I just finished reading Rome: a cultural, visual and personal history. I expected to enjoy it—Robert Hughes is an entertaining writer—but in the end I was studying it like a crime scene investigator.
Hughes has lost it. The astute aphorist has become an unreliable, rambling bore.
I had already read Peter Stothard’s detailed evisceration of Rome. Mary Beard agreed, but cheerfully advised that once Hughes got to the Renaissance, “he is well in command of his material and is on characteristically cracking form.”
But that was way too charitable.
The book is a disgraceful ramble through anything remotely related to the city of Rome, the Roman empire, or Italy past or present.
This would be OK if Hughes wrote with the wicked concision of his art criticism.
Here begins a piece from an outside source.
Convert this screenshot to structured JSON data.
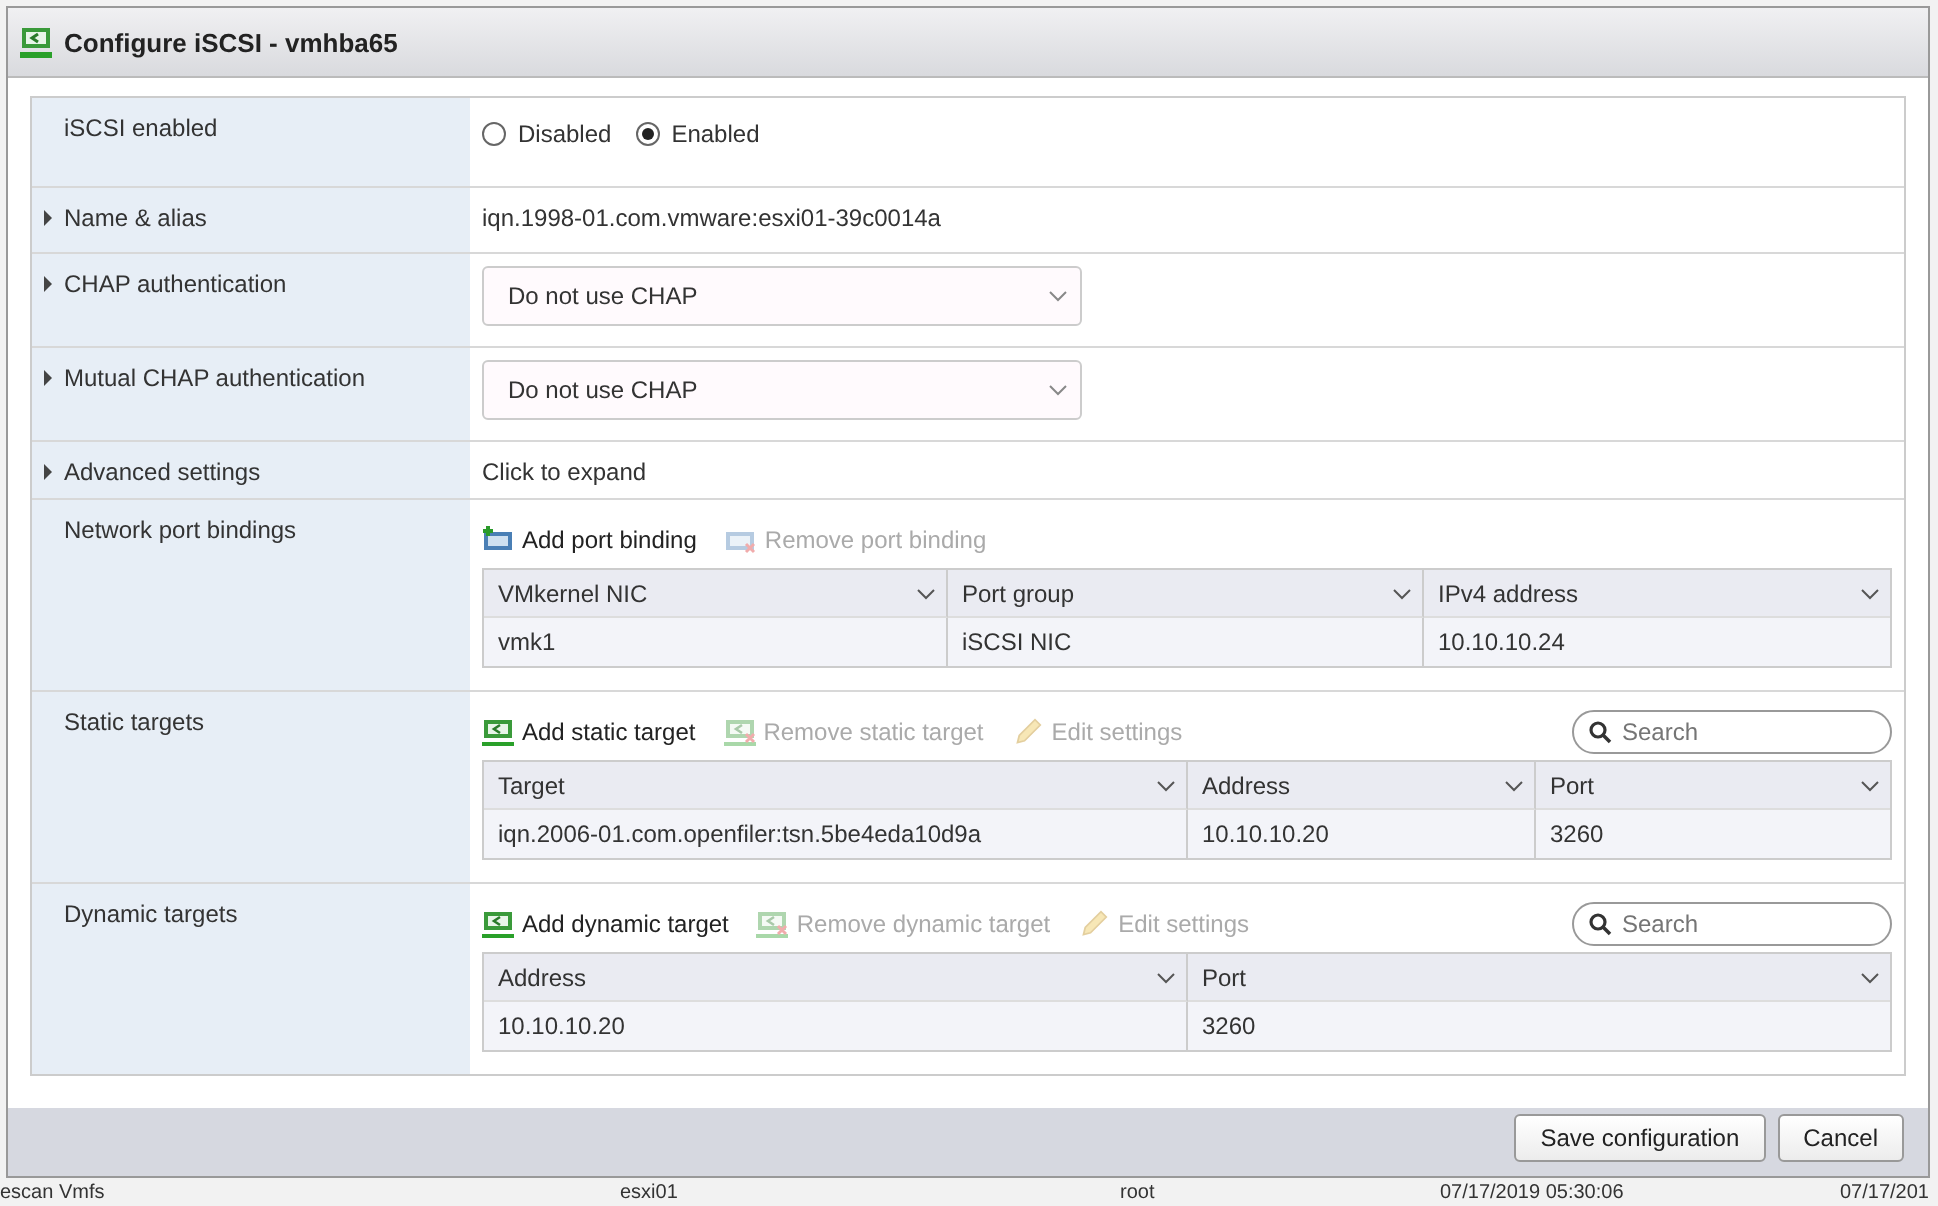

Instead the pages are full of pointless guidebook gunk—a synopsis of the Aeneid, an outline of the Donation of Constantine, the program of the Sistine Chapel frescos, the plot of La Dolce Vita, …. God help us.
His crankiness, which gives his account of contemporary art such spice, is here just cluelessness.
Why in the world does Hughes provide a detailed account of the career of a very minor conceptual artist, Piero Manzoni, who has no connections to the city, but then dismisses Rossellini’s Rome Open City, an indelible representation of the place, with a single word ("classic"). A word that Hughes encases in scare quotes, for reasons also known only to himself.
And some of his other comments are just astonishing: “It is an extremely sexy sculpture, and should be, since its subject is a rape …” Oh really?
Somebody take this guy’s computer away from him.